→ **EXERCISE DESCRIPTION**
For every line below, output the text exactly and leave out images.

→ **EXTRACTED RECORDS**
++++

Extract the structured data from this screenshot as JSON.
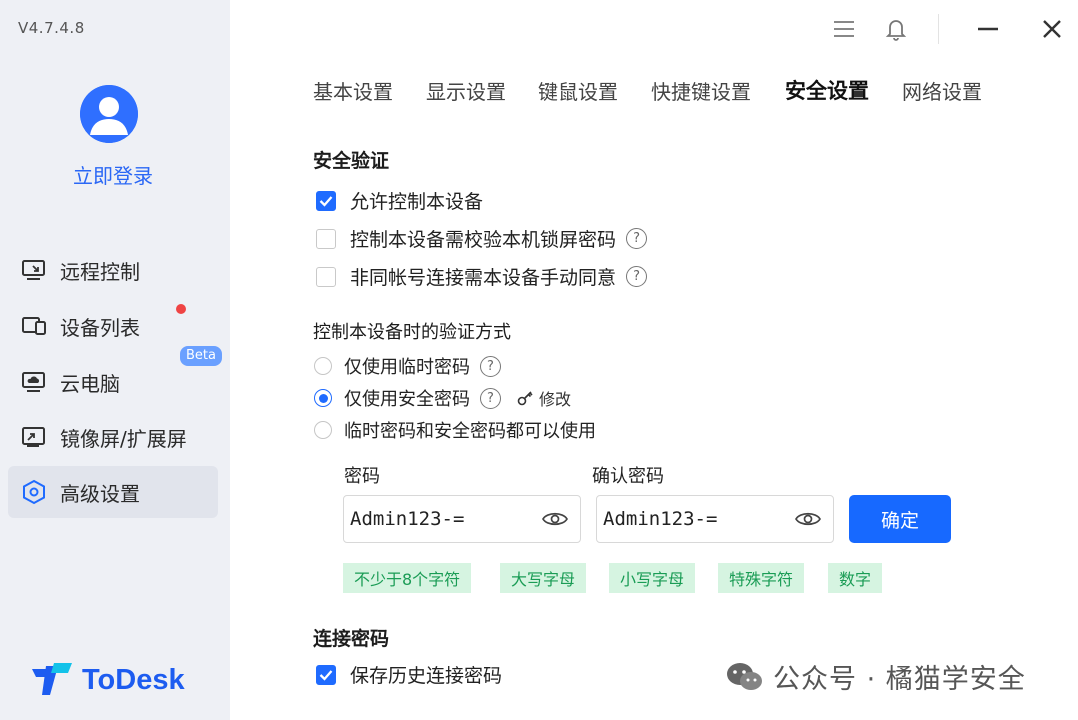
{
  "sidebar": {
    "version": "V4.7.4.8",
    "login_label": "立即登录",
    "items": [
      {
        "label": "远程控制",
        "icon": "remote-control-icon"
      },
      {
        "label": "设备列表",
        "icon": "device-list-icon",
        "badge": "red-dot"
      },
      {
        "label": "云电脑",
        "icon": "cloud-pc-icon",
        "tag": "Beta"
      },
      {
        "label": "镜像屏/扩展屏",
        "icon": "mirror-screen-icon"
      },
      {
        "label": "高级设置",
        "icon": "advanced-settings-icon",
        "active": true
      }
    ],
    "brand": "ToDesk"
  },
  "window_controls": [
    "menu-icon",
    "bell-icon",
    "minimize-icon",
    "close-icon"
  ],
  "tabs": [
    {
      "label": "基本设置"
    },
    {
      "label": "显示设置"
    },
    {
      "label": "键鼠设置"
    },
    {
      "label": "快捷键设置"
    },
    {
      "label": "安全设置",
      "active": true
    },
    {
      "label": "网络设置"
    }
  ],
  "security": {
    "title": "安全验证",
    "options": [
      {
        "label": "允许控制本设备",
        "checked": true
      },
      {
        "label": "控制本设备需校验本机锁屏密码",
        "checked": false,
        "help": true
      },
      {
        "label": "非同帐号连接需本设备手动同意",
        "checked": false,
        "help": true
      }
    ]
  },
  "verify": {
    "title": "控制本设备时的验证方式",
    "options": [
      {
        "label": "仅使用临时密码",
        "selected": false
      },
      {
        "label": "仅使用安全密码",
        "selected": true
      },
      {
        "label": "临时密码和安全密码都可以使用",
        "selected": false
      }
    ],
    "modify_label": "修改"
  },
  "password": {
    "label": "密码",
    "value": "Admin123-=",
    "confirm_label": "确认密码",
    "confirm_value": "Admin123-=",
    "button": "确定",
    "rules": [
      "不少于8个字符",
      "大写字母",
      "小写字母",
      "特殊字符",
      "数字"
    ]
  },
  "connection": {
    "title": "连接密码",
    "save_label": "保存历史连接密码",
    "checked": true
  },
  "watermark": "公众号 · 橘猫学安全",
  "colors": {
    "accent": "#1769ff",
    "sidebar_bg": "#eef0f5",
    "tag_bg": "#d6f4e1",
    "tag_text": "#1a9c55"
  }
}
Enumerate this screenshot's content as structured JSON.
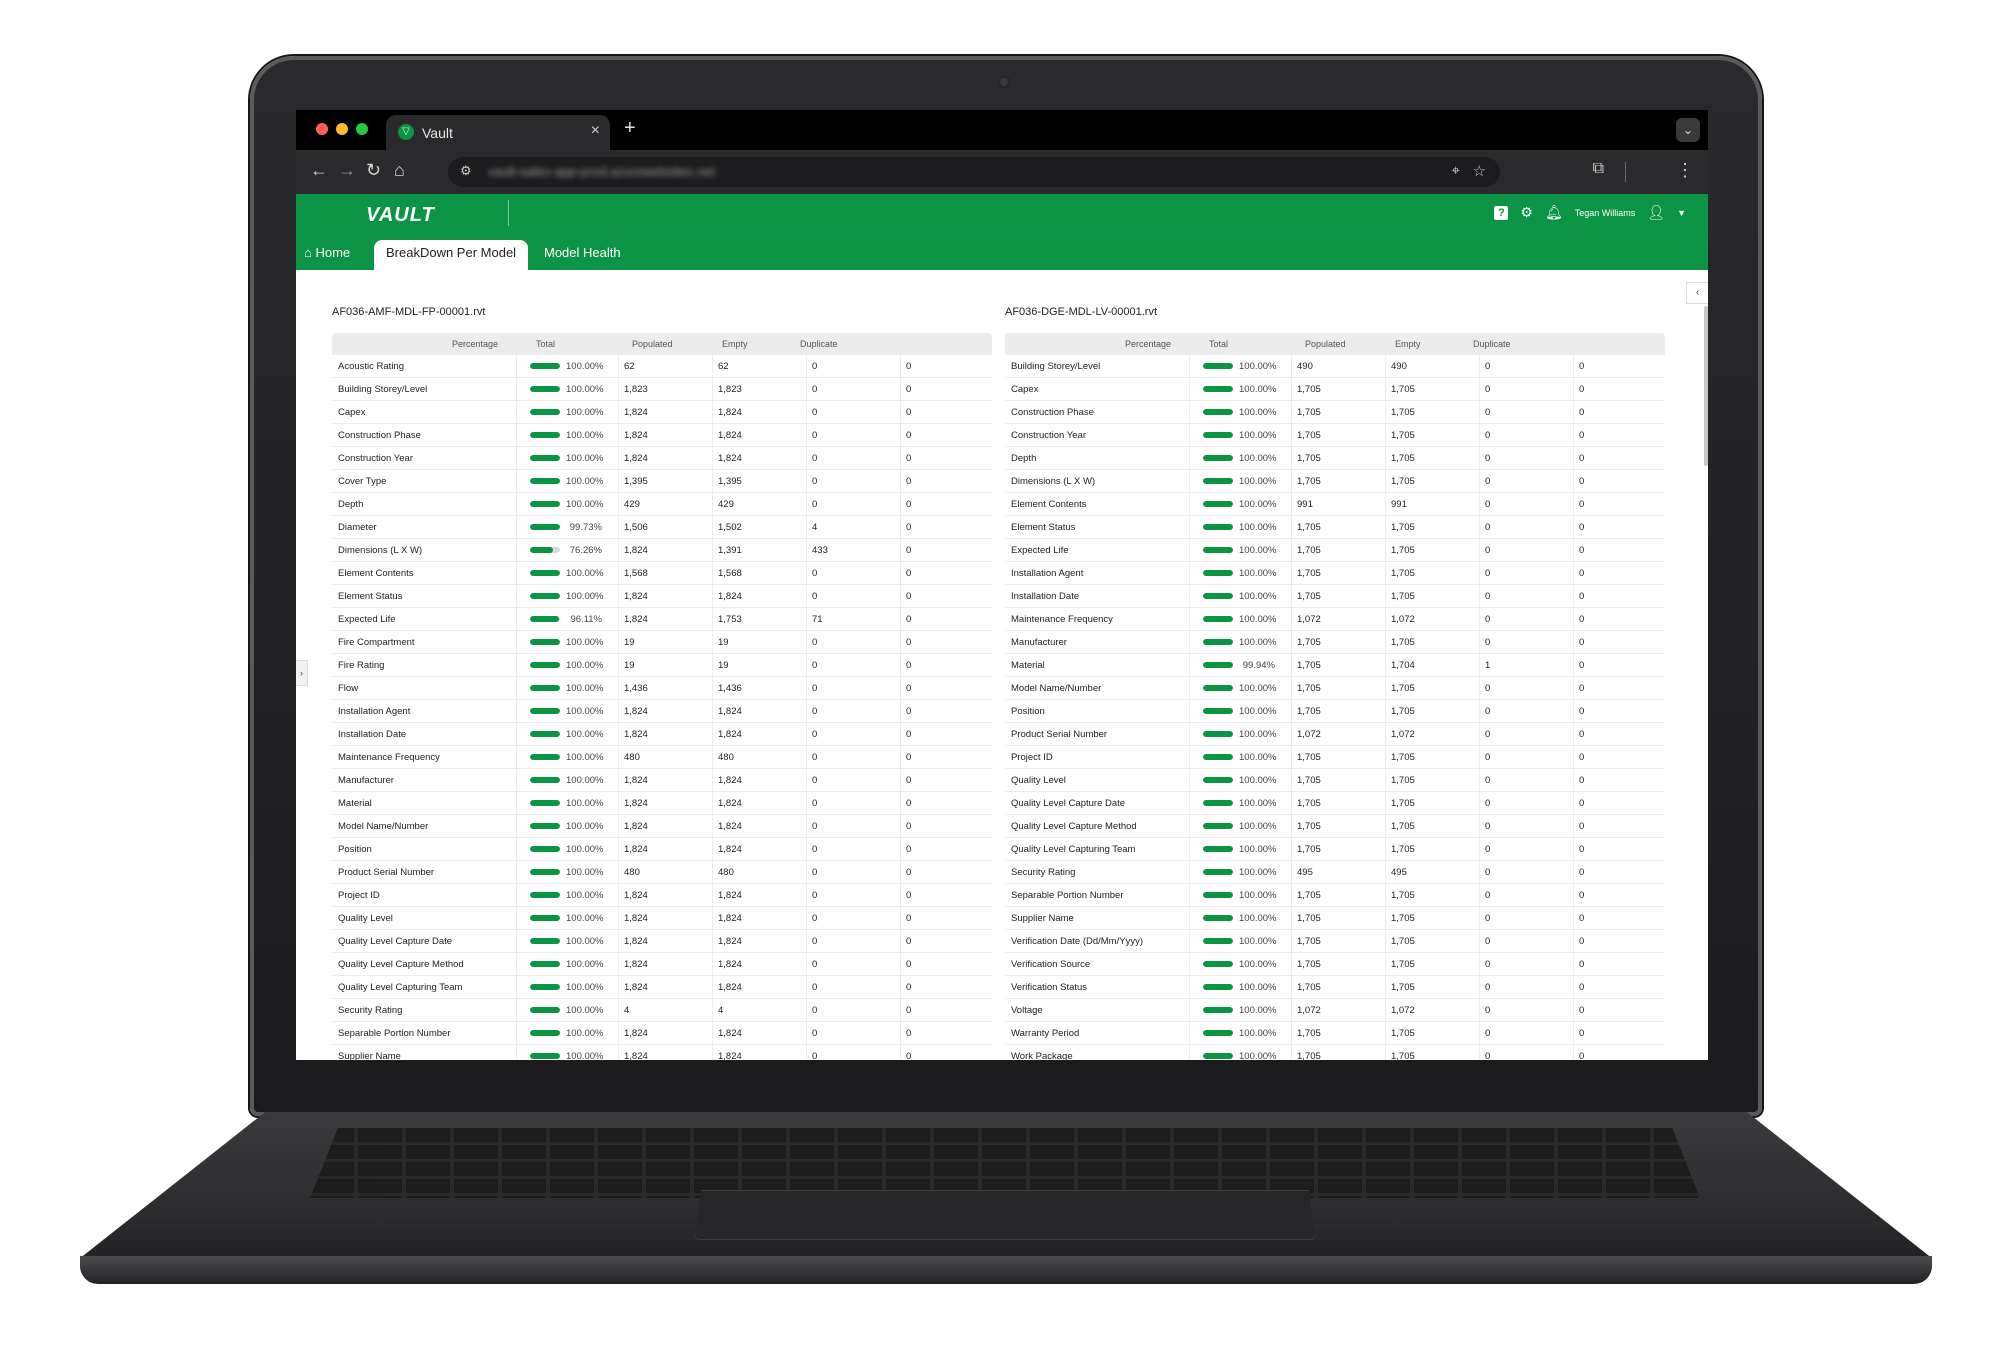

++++

→ **SOLUTION TO THIS TASK**
Extract the structured data from this screenshot as JSON.
{
  "sidebar": {
    "version": "V4.7.4.8",
    "login_label": "立即登录",
    "items": [
      {
        "label": "远程控制",
        "icon": "remote-control-icon"
      },
      {
        "label": "设备列表",
        "icon": "device-list-icon",
        "badge": "red-dot"
      },
      {
        "label": "云电脑",
        "icon": "cloud-pc-icon",
        "tag": "Beta"
      },
      {
        "label": "镜像屏/扩展屏",
        "icon": "mirror-screen-icon"
      },
      {
        "label": "高级设置",
        "icon": "advanced-settings-icon",
        "active": true
      }
    ],
    "brand": "ToDesk"
  },
  "window_controls": [
    "menu-icon",
    "bell-icon",
    "minimize-icon",
    "close-icon"
  ],
  "tabs": [
    {
      "label": "基本设置"
    },
    {
      "label": "显示设置"
    },
    {
      "label": "键鼠设置"
    },
    {
      "label": "快捷键设置"
    },
    {
      "label": "安全设置",
      "active": true
    },
    {
      "label": "网络设置"
    }
  ],
  "security": {
    "title": "安全验证",
    "options": [
      {
        "label": "允许控制本设备",
        "checked": true
      },
      {
        "label": "控制本设备需校验本机锁屏密码",
        "checked": false,
        "help": true
      },
      {
        "label": "非同帐号连接需本设备手动同意",
        "checked": false,
        "help": true
      }
    ]
  },
  "verify": {
    "title": "控制本设备时的验证方式",
    "options": [
      {
        "label": "仅使用临时密码",
        "selected": false
      },
      {
        "label": "仅使用安全密码",
        "selected": true
      },
      {
        "label": "临时密码和安全密码都可以使用",
        "selected": false
      }
    ],
    "modify_label": "修改"
  },
  "password": {
    "label": "密码",
    "value": "Admin123-=",
    "confirm_label": "确认密码",
    "confirm_value": "Admin123-=",
    "button": "确定",
    "rules": [
      "不少于8个字符",
      "大写字母",
      "小写字母",
      "特殊字符",
      "数字"
    ]
  },
  "connection": {
    "title": "连接密码",
    "save_label": "保存历史连接密码",
    "checked": true
  },
  "watermark": "公众号 · 橘猫学安全",
  "colors": {
    "accent": "#1769ff",
    "sidebar_bg": "#eef0f5",
    "tag_bg": "#d6f4e1",
    "tag_text": "#1a9c55"
  }
}
Enumerate this screenshot's content as structured JSON.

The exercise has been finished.